** Records provided **
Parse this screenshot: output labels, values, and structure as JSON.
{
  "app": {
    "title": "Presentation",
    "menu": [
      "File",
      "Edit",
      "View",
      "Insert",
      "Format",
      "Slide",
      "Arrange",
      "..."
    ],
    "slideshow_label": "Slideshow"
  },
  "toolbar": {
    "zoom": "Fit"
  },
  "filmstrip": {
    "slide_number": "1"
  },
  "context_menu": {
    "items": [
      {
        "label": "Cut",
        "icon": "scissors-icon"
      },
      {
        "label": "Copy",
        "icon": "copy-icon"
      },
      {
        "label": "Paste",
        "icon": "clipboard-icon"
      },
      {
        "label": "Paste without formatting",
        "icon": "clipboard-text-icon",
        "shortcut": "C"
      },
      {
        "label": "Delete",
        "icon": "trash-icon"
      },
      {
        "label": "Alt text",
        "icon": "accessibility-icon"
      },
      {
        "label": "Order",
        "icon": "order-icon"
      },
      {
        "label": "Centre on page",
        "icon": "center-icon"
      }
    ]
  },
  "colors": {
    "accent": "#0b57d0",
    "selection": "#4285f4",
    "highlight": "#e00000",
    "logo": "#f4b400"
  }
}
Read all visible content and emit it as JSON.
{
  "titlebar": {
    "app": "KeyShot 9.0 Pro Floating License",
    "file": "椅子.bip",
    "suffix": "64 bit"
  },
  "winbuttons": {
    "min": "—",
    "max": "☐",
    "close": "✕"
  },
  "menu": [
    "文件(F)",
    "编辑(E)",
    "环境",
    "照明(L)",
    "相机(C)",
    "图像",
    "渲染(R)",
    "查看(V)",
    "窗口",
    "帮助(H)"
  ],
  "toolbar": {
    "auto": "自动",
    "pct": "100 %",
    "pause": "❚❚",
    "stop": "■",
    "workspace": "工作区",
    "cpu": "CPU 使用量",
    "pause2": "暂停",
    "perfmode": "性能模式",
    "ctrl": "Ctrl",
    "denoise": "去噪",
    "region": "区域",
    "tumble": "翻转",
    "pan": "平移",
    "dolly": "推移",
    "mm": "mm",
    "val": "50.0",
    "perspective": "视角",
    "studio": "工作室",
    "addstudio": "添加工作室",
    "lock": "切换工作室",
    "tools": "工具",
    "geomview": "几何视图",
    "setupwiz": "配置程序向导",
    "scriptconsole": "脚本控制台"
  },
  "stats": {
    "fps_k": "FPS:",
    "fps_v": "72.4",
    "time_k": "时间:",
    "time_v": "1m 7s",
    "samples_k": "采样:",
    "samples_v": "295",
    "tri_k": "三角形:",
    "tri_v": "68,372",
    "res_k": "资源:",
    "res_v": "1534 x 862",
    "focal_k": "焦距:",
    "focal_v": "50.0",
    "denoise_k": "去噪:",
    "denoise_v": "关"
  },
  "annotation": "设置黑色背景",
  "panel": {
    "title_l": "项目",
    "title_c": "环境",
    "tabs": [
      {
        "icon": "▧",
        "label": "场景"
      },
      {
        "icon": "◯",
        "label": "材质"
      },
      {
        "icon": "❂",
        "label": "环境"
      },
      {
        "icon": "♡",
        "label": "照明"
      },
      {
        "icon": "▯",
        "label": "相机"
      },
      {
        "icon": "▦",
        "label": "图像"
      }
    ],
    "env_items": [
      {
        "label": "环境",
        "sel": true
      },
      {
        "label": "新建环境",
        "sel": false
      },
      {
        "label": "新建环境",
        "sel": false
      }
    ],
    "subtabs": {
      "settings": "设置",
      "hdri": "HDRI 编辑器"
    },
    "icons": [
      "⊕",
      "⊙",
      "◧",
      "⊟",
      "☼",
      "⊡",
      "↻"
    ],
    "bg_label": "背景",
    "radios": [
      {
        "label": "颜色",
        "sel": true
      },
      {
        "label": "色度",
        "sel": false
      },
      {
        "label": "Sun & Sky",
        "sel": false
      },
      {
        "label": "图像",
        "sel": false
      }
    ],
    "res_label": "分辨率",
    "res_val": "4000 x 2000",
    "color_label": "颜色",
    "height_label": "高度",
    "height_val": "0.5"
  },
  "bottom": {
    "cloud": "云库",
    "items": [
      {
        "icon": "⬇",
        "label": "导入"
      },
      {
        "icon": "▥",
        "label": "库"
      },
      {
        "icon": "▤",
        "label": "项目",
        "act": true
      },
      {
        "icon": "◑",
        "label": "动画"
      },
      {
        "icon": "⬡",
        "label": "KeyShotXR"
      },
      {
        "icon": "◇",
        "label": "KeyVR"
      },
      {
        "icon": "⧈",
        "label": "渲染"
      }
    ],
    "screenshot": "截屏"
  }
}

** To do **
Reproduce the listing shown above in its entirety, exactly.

** Response to the task **
Parse this screenshot: output labels, values, and structure as JSON.
{
  "app": {
    "title": "Presentation",
    "menu": [
      "File",
      "Edit",
      "View",
      "Insert",
      "Format",
      "Slide",
      "Arrange",
      "..."
    ],
    "slideshow_label": "Slideshow"
  },
  "toolbar": {
    "zoom": "Fit"
  },
  "filmstrip": {
    "slide_number": "1"
  },
  "context_menu": {
    "items": [
      {
        "label": "Cut",
        "icon": "scissors-icon"
      },
      {
        "label": "Copy",
        "icon": "copy-icon"
      },
      {
        "label": "Paste",
        "icon": "clipboard-icon"
      },
      {
        "label": "Paste without formatting",
        "icon": "clipboard-text-icon",
        "shortcut": "C"
      },
      {
        "label": "Delete",
        "icon": "trash-icon"
      },
      {
        "label": "Alt text",
        "icon": "accessibility-icon"
      },
      {
        "label": "Order",
        "icon": "order-icon"
      },
      {
        "label": "Centre on page",
        "icon": "center-icon"
      }
    ]
  },
  "colors": {
    "accent": "#0b57d0",
    "selection": "#4285f4",
    "highlight": "#e00000",
    "logo": "#f4b400"
  }
}
Read all visible content and emit it as JSON.
{
  "titlebar": {
    "app": "KeyShot 9.0 Pro Floating License",
    "file": "椅子.bip",
    "suffix": "64 bit"
  },
  "winbuttons": {
    "min": "—",
    "max": "☐",
    "close": "✕"
  },
  "menu": [
    "文件(F)",
    "编辑(E)",
    "环境",
    "照明(L)",
    "相机(C)",
    "图像",
    "渲染(R)",
    "查看(V)",
    "窗口",
    "帮助(H)"
  ],
  "toolbar": {
    "auto": "自动",
    "pct": "100 %",
    "pause": "❚❚",
    "stop": "■",
    "workspace": "工作区",
    "cpu": "CPU 使用量",
    "pause2": "暂停",
    "perfmode": "性能模式",
    "ctrl": "Ctrl",
    "denoise": "去噪",
    "region": "区域",
    "tumble": "翻转",
    "pan": "平移",
    "dolly": "推移",
    "mm": "mm",
    "val": "50.0",
    "perspective": "视角",
    "studio": "工作室",
    "addstudio": "添加工作室",
    "lock": "切换工作室",
    "tools": "工具",
    "geomview": "几何视图",
    "setupwiz": "配置程序向导",
    "scriptconsole": "脚本控制台"
  },
  "stats": {
    "fps_k": "FPS:",
    "fps_v": "72.4",
    "time_k": "时间:",
    "time_v": "1m 7s",
    "samples_k": "采样:",
    "samples_v": "295",
    "tri_k": "三角形:",
    "tri_v": "68,372",
    "res_k": "资源:",
    "res_v": "1534 x 862",
    "focal_k": "焦距:",
    "focal_v": "50.0",
    "denoise_k": "去噪:",
    "denoise_v": "关"
  },
  "annotation": "设置黑色背景",
  "panel": {
    "title_l": "项目",
    "title_c": "环境",
    "tabs": [
      {
        "icon": "▧",
        "label": "场景"
      },
      {
        "icon": "◯",
        "label": "材质"
      },
      {
        "icon": "❂",
        "label": "环境"
      },
      {
        "icon": "♡",
        "label": "照明"
      },
      {
        "icon": "▯",
        "label": "相机"
      },
      {
        "icon": "▦",
        "label": "图像"
      }
    ],
    "env_items": [
      {
        "label": "环境",
        "sel": true
      },
      {
        "label": "新建环境",
        "sel": false
      },
      {
        "label": "新建环境",
        "sel": false
      }
    ],
    "subtabs": {
      "settings": "设置",
      "hdri": "HDRI 编辑器"
    },
    "icons": [
      "⊕",
      "⊙",
      "◧",
      "⊟",
      "☼",
      "⊡",
      "↻"
    ],
    "bg_label": "背景",
    "radios": [
      {
        "label": "颜色",
        "sel": true
      },
      {
        "label": "色度",
        "sel": false
      },
      {
        "label": "Sun & Sky",
        "sel": false
      },
      {
        "label": "图像",
        "sel": false
      }
    ],
    "res_label": "分辨率",
    "res_val": "4000 x 2000",
    "color_label": "颜色",
    "height_label": "高度",
    "height_val": "0.5"
  },
  "bottom": {
    "cloud": "云库",
    "items": [
      {
        "icon": "⬇",
        "label": "导入"
      },
      {
        "icon": "▥",
        "label": "库"
      },
      {
        "icon": "▤",
        "label": "项目",
        "act": true
      },
      {
        "icon": "◑",
        "label": "动画"
      },
      {
        "icon": "⬡",
        "label": "KeyShotXR"
      },
      {
        "icon": "◇",
        "label": "KeyVR"
      },
      {
        "icon": "⧈",
        "label": "渲染"
      }
    ],
    "screenshot": "截屏"
  }
}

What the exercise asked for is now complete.